(Web page and app entries)
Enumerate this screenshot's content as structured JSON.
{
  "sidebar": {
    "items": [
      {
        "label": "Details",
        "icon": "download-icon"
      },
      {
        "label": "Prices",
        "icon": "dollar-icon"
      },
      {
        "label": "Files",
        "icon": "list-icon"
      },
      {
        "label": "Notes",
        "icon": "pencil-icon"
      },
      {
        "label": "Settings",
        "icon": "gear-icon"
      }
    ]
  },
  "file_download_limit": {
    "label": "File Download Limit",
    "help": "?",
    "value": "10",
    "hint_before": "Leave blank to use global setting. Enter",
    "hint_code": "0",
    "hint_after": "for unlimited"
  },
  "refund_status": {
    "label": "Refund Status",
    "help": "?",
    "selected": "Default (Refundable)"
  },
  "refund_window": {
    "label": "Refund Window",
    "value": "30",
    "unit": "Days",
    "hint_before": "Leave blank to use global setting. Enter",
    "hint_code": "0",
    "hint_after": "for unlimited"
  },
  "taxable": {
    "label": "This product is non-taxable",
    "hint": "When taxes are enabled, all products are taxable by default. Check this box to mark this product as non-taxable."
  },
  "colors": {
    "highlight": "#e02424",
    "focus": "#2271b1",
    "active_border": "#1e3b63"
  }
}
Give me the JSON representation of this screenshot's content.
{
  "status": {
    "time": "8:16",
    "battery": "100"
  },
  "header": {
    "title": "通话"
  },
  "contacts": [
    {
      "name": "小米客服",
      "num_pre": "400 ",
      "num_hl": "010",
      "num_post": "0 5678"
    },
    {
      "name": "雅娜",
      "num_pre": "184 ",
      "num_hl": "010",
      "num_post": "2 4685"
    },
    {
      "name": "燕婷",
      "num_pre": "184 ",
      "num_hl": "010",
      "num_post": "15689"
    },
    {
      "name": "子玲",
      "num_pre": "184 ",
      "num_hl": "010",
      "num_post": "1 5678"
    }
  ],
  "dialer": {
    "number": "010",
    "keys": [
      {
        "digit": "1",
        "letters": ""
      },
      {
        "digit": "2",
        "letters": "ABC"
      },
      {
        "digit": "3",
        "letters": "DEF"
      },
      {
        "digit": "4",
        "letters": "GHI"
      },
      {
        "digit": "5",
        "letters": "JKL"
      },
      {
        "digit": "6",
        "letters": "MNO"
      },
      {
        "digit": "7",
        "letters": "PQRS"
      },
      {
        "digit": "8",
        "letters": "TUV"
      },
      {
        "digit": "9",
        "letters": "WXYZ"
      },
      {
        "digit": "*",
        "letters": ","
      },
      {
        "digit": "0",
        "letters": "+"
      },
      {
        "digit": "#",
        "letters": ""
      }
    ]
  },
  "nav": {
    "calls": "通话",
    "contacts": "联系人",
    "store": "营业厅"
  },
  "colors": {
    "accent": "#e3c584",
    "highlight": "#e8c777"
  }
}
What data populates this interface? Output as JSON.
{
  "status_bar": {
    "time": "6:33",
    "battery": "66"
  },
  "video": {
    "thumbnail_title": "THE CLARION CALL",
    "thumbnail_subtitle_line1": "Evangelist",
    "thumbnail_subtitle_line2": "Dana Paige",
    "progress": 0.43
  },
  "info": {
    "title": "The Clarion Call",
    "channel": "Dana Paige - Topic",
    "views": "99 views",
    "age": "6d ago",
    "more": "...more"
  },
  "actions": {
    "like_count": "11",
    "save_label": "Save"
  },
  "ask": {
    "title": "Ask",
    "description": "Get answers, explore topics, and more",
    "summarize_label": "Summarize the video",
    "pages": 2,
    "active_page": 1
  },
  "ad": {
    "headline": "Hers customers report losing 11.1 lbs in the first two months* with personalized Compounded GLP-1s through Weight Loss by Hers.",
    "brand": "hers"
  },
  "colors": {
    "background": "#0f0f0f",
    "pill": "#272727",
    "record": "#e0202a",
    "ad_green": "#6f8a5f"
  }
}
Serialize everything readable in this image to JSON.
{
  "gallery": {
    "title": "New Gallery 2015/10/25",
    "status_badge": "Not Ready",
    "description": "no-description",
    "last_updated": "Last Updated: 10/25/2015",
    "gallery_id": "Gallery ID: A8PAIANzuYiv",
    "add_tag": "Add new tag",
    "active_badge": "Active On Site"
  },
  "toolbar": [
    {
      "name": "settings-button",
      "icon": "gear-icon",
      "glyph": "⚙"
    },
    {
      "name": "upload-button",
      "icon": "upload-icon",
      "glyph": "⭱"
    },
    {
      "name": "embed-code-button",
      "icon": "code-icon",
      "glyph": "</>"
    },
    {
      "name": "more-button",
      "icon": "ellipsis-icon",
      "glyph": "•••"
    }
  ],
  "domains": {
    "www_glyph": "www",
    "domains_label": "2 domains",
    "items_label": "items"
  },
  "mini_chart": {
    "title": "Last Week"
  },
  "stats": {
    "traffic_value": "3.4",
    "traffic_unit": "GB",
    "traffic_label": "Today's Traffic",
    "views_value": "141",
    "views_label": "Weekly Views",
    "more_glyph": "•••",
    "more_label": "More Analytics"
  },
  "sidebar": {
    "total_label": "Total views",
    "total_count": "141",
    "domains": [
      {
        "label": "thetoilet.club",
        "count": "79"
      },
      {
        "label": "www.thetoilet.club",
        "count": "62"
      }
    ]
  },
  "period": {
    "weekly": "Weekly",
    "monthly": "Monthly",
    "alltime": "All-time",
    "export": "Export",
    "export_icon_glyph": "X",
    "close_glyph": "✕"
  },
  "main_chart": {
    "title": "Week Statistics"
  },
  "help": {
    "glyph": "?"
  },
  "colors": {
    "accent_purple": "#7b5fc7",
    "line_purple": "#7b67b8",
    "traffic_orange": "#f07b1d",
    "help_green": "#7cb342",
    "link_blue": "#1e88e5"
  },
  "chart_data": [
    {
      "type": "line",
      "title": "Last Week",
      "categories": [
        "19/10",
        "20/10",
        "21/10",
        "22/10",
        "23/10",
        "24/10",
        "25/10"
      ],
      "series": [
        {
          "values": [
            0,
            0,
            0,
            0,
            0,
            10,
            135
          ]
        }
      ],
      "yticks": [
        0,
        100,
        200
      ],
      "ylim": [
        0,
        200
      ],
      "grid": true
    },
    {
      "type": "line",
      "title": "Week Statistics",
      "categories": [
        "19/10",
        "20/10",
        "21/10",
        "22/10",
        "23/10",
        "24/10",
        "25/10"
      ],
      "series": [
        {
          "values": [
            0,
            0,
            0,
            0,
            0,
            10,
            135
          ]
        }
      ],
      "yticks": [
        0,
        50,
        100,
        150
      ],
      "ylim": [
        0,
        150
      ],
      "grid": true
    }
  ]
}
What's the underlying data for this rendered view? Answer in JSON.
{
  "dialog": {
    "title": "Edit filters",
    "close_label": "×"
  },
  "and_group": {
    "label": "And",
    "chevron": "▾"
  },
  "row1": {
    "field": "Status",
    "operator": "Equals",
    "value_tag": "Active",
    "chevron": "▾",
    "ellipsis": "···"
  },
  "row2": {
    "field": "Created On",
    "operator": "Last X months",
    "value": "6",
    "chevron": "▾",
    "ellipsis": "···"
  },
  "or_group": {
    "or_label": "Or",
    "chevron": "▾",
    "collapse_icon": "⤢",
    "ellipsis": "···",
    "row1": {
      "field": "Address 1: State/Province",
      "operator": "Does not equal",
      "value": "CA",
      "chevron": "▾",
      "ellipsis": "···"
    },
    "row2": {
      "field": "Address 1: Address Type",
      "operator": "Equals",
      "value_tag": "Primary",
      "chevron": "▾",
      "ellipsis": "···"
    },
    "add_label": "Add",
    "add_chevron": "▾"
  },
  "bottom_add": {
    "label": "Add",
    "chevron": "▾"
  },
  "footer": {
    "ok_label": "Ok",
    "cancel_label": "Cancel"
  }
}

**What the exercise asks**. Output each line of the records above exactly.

**Exercise response**.
Enumerate this screenshot's content as structured JSON.
{
  "sidebar": {
    "items": [
      {
        "label": "Details",
        "icon": "download-icon"
      },
      {
        "label": "Prices",
        "icon": "dollar-icon"
      },
      {
        "label": "Files",
        "icon": "list-icon"
      },
      {
        "label": "Notes",
        "icon": "pencil-icon"
      },
      {
        "label": "Settings",
        "icon": "gear-icon"
      }
    ]
  },
  "file_download_limit": {
    "label": "File Download Limit",
    "help": "?",
    "value": "10",
    "hint_before": "Leave blank to use global setting. Enter",
    "hint_code": "0",
    "hint_after": "for unlimited"
  },
  "refund_status": {
    "label": "Refund Status",
    "help": "?",
    "selected": "Default (Refundable)"
  },
  "refund_window": {
    "label": "Refund Window",
    "value": "30",
    "unit": "Days",
    "hint_before": "Leave blank to use global setting. Enter",
    "hint_code": "0",
    "hint_after": "for unlimited"
  },
  "taxable": {
    "label": "This product is non-taxable",
    "hint": "When taxes are enabled, all products are taxable by default. Check this box to mark this product as non-taxable."
  },
  "colors": {
    "highlight": "#e02424",
    "focus": "#2271b1",
    "active_border": "#1e3b63"
  }
}
Give me the JSON representation of this screenshot's content.
{
  "status": {
    "time": "8:16",
    "battery": "100"
  },
  "header": {
    "title": "通话"
  },
  "contacts": [
    {
      "name": "小米客服",
      "num_pre": "400 ",
      "num_hl": "010",
      "num_post": "0 5678"
    },
    {
      "name": "雅娜",
      "num_pre": "184 ",
      "num_hl": "010",
      "num_post": "2 4685"
    },
    {
      "name": "燕婷",
      "num_pre": "184 ",
      "num_hl": "010",
      "num_post": "15689"
    },
    {
      "name": "子玲",
      "num_pre": "184 ",
      "num_hl": "010",
      "num_post": "1 5678"
    }
  ],
  "dialer": {
    "number": "010",
    "keys": [
      {
        "digit": "1",
        "letters": ""
      },
      {
        "digit": "2",
        "letters": "ABC"
      },
      {
        "digit": "3",
        "letters": "DEF"
      },
      {
        "digit": "4",
        "letters": "GHI"
      },
      {
        "digit": "5",
        "letters": "JKL"
      },
      {
        "digit": "6",
        "letters": "MNO"
      },
      {
        "digit": "7",
        "letters": "PQRS"
      },
      {
        "digit": "8",
        "letters": "TUV"
      },
      {
        "digit": "9",
        "letters": "WXYZ"
      },
      {
        "digit": "*",
        "letters": ","
      },
      {
        "digit": "0",
        "letters": "+"
      },
      {
        "digit": "#",
        "letters": ""
      }
    ]
  },
  "nav": {
    "calls": "通话",
    "contacts": "联系人",
    "store": "营业厅"
  },
  "colors": {
    "accent": "#e3c584",
    "highlight": "#e8c777"
  }
}
What data populates this interface? Output as JSON.
{
  "status_bar": {
    "time": "6:33",
    "battery": "66"
  },
  "video": {
    "thumbnail_title": "THE CLARION CALL",
    "thumbnail_subtitle_line1": "Evangelist",
    "thumbnail_subtitle_line2": "Dana Paige",
    "progress": 0.43
  },
  "info": {
    "title": "The Clarion Call",
    "channel": "Dana Paige - Topic",
    "views": "99 views",
    "age": "6d ago",
    "more": "...more"
  },
  "actions": {
    "like_count": "11",
    "save_label": "Save"
  },
  "ask": {
    "title": "Ask",
    "description": "Get answers, explore topics, and more",
    "summarize_label": "Summarize the video",
    "pages": 2,
    "active_page": 1
  },
  "ad": {
    "headline": "Hers customers report losing 11.1 lbs in the first two months* with personalized Compounded GLP-1s through Weight Loss by Hers.",
    "brand": "hers"
  },
  "colors": {
    "background": "#0f0f0f",
    "pill": "#272727",
    "record": "#e0202a",
    "ad_green": "#6f8a5f"
  }
}
Serialize everything readable in this image to JSON.
{
  "gallery": {
    "title": "New Gallery 2015/10/25",
    "status_badge": "Not Ready",
    "description": "no-description",
    "last_updated": "Last Updated: 10/25/2015",
    "gallery_id": "Gallery ID: A8PAIANzuYiv",
    "add_tag": "Add new tag",
    "active_badge": "Active On Site"
  },
  "toolbar": [
    {
      "name": "settings-button",
      "icon": "gear-icon",
      "glyph": "⚙"
    },
    {
      "name": "upload-button",
      "icon": "upload-icon",
      "glyph": "⭱"
    },
    {
      "name": "embed-code-button",
      "icon": "code-icon",
      "glyph": "</>"
    },
    {
      "name": "more-button",
      "icon": "ellipsis-icon",
      "glyph": "•••"
    }
  ],
  "domains": {
    "www_glyph": "www",
    "domains_label": "2 domains",
    "items_label": "items"
  },
  "mini_chart": {
    "title": "Last Week"
  },
  "stats": {
    "traffic_value": "3.4",
    "traffic_unit": "GB",
    "traffic_label": "Today's Traffic",
    "views_value": "141",
    "views_label": "Weekly Views",
    "more_glyph": "•••",
    "more_label": "More Analytics"
  },
  "sidebar": {
    "total_label": "Total views",
    "total_count": "141",
    "domains": [
      {
        "label": "thetoilet.club",
        "count": "79"
      },
      {
        "label": "www.thetoilet.club",
        "count": "62"
      }
    ]
  },
  "period": {
    "weekly": "Weekly",
    "monthly": "Monthly",
    "alltime": "All-time",
    "export": "Export",
    "export_icon_glyph": "X",
    "close_glyph": "✕"
  },
  "main_chart": {
    "title": "Week Statistics"
  },
  "help": {
    "glyph": "?"
  },
  "colors": {
    "accent_purple": "#7b5fc7",
    "line_purple": "#7b67b8",
    "traffic_orange": "#f07b1d",
    "help_green": "#7cb342",
    "link_blue": "#1e88e5"
  },
  "chart_data": [
    {
      "type": "line",
      "title": "Last Week",
      "categories": [
        "19/10",
        "20/10",
        "21/10",
        "22/10",
        "23/10",
        "24/10",
        "25/10"
      ],
      "series": [
        {
          "values": [
            0,
            0,
            0,
            0,
            0,
            10,
            135
          ]
        }
      ],
      "yticks": [
        0,
        100,
        200
      ],
      "ylim": [
        0,
        200
      ],
      "grid": true
    },
    {
      "type": "line",
      "title": "Week Statistics",
      "categories": [
        "19/10",
        "20/10",
        "21/10",
        "22/10",
        "23/10",
        "24/10",
        "25/10"
      ],
      "series": [
        {
          "values": [
            0,
            0,
            0,
            0,
            0,
            10,
            135
          ]
        }
      ],
      "yticks": [
        0,
        50,
        100,
        150
      ],
      "ylim": [
        0,
        150
      ],
      "grid": true
    }
  ]
}
What's the underlying data for this rendered view? Answer in JSON.
{
  "dialog": {
    "title": "Edit filters",
    "close_label": "×"
  },
  "and_group": {
    "label": "And",
    "chevron": "▾"
  },
  "row1": {
    "field": "Status",
    "operator": "Equals",
    "value_tag": "Active",
    "chevron": "▾",
    "ellipsis": "···"
  },
  "row2": {
    "field": "Created On",
    "operator": "Last X months",
    "value": "6",
    "chevron": "▾",
    "ellipsis": "···"
  },
  "or_group": {
    "or_label": "Or",
    "chevron": "▾",
    "collapse_icon": "⤢",
    "ellipsis": "···",
    "row1": {
      "field": "Address 1: State/Province",
      "operator": "Does not equal",
      "value": "CA",
      "chevron": "▾",
      "ellipsis": "···"
    },
    "row2": {
      "field": "Address 1: Address Type",
      "operator": "Equals",
      "value_tag": "Primary",
      "chevron": "▾",
      "ellipsis": "···"
    },
    "add_label": "Add",
    "add_chevron": "▾"
  },
  "bottom_add": {
    "label": "Add",
    "chevron": "▾"
  },
  "footer": {
    "ok_label": "Ok",
    "cancel_label": "Cancel"
  }
}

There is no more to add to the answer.